As the story progresses, each distinct "scene" is considered an encounter. Where exactly one encounter ends and another begins is ultimately up to the narrator, but in many cases will be obvious. An encounter could be an audience with the king, a back-alley deal, or a tavern brawl. Each encounter represents a distinct, and important, part of the story - typically, "down time" is not considered an encounter (such as uninteresting travel time, hanging around in an inn, perusing a merchant's wares, etc.). If something of interest or danger is about to happen, the narrator should notify the players that they are about to enter an encounter.
The duration of an encounter can be any amount of time. An encounter that doesn't involve danger can progress at the same pace as the rest of the game - players can simply call out their actions in any order they wish, and the narrator can organize the results in a narrative way.
If an encounter involves danger, or for any reason that the narrator otherwise determines, an encounter can be slowed down, during which each character (player and non-player) will take their actions in a turn-based order, with each character acting once per round.
Once the characters are in danger, the narrator will announce it. At which point, all characters will make an initiative test. To do so, simply roll a d10 and add the character's adventure. The narrator will then order the characters from highest to lowest (the narrator can determine how they prefer to break ties, although if the tie is between players, it is best to allow them to choose the ordering). After which, starting with the first character, each character now takes their turn. When all characters have taken their turn, the round ends, and a new one begins with the first character again.
The turn-based structure repeats until the players are no longer in danger, which likely also ends the encounter.
During a character's turn, they can perform up to the following three activities in any order they wish:
During a character's turn, they may opt not to use either their action or fast action (but not both), and instead hold that action for use later in the round (anytime prior to their next turn). To do so, the character must declare what action they are holding (they must specify the action itself, and cannot just hold an arbitrary action), and on what condition they will use it (this must be a specific triggering condition, such as "a foe rounds the corner so that I can see them").
Should the specific trigger occur, the character may opt to immediately (out of turn sequence) use their held action. If they do so, the action is no longer held (it cannot trigger again that round). If they have not spent the action by the start of their next turn, it is wasted (the character essentially waited for something that did not happen, or they chose not to act on it).

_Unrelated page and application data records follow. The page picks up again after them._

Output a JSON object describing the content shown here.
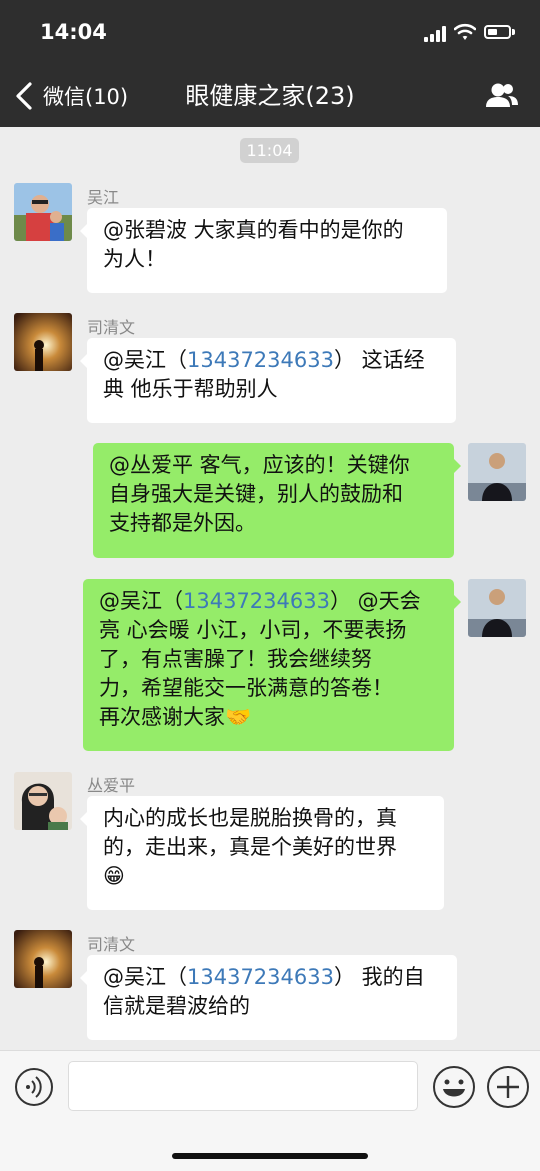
{
  "status_bar": {
    "time": "14:04"
  },
  "nav": {
    "back_label": "微信(10)",
    "title": "眼健康之家(23)"
  },
  "time_divider": "11:04",
  "messages": [
    {
      "sender": "吴江",
      "text": "@张碧波 大家真的看中的是你的\n为人！"
    },
    {
      "sender": "司清文",
      "pre": "@吴江（",
      "phone": "13437234633",
      "post": "） 这话经\n典 他乐于帮助别人"
    },
    {
      "text": "@丛爱平 客气，应该的！关键你\n自身强大是关键，别人的鼓励和\n支持都是外因。"
    },
    {
      "pre": "@吴江（",
      "phone": "13437234633",
      "post": "） @天会\n亮 心会暖 小江，小司，不要表扬\n了，有点害臊了！我会继续努\n力，希望能交一张满意的答卷！\n再次感谢大家🤝"
    },
    {
      "sender": "丛爱平",
      "text": "内心的成长也是脱胎换骨的，真\n的，走出来，真是个美好的世界\n😁"
    },
    {
      "sender": "司清文",
      "pre": "@吴江（",
      "phone": "13437234633",
      "post": "） 我的自\n信就是碧波给的"
    }
  ],
  "colors": {
    "header": "#2e2e2e",
    "bubble_out": "#95ec69",
    "bubble_in": "#ffffff",
    "link": "#3d79b8",
    "background": "#ededed"
  },
  "icons": [
    "back-chevron-icon",
    "group-members-icon",
    "voice-icon",
    "emoji-icon",
    "plus-icon"
  ]
}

Certain effects will specify that a character can take an immediate free action, or may take a free action at some later specified time (even out of turn sequence). See the Fulfill Prophecy action under the Magic attribute as an example. A free action does not count towards the action limits on a given turn; further, a free action that is granted out of turn sequence simply interrupts whatever else may have been happening - after it is finished, the character whose turn it is may continue.
Some actions are labeled as slow. Any such action cannot be taken while in danger; these actions are simply too slow to perform in the course of a turn, and as such are not allowed. Unless a slow action states otherwise, it is assumed to take 10 minutes to complete.
If a character is adjacent to one or more enemy characters while in danger, they cannot simply move away from those characters. To do so, they must use the Disengage (Steel) action. Otherwise, they may move around the enemies (strafing them), so long as they remain adjacent.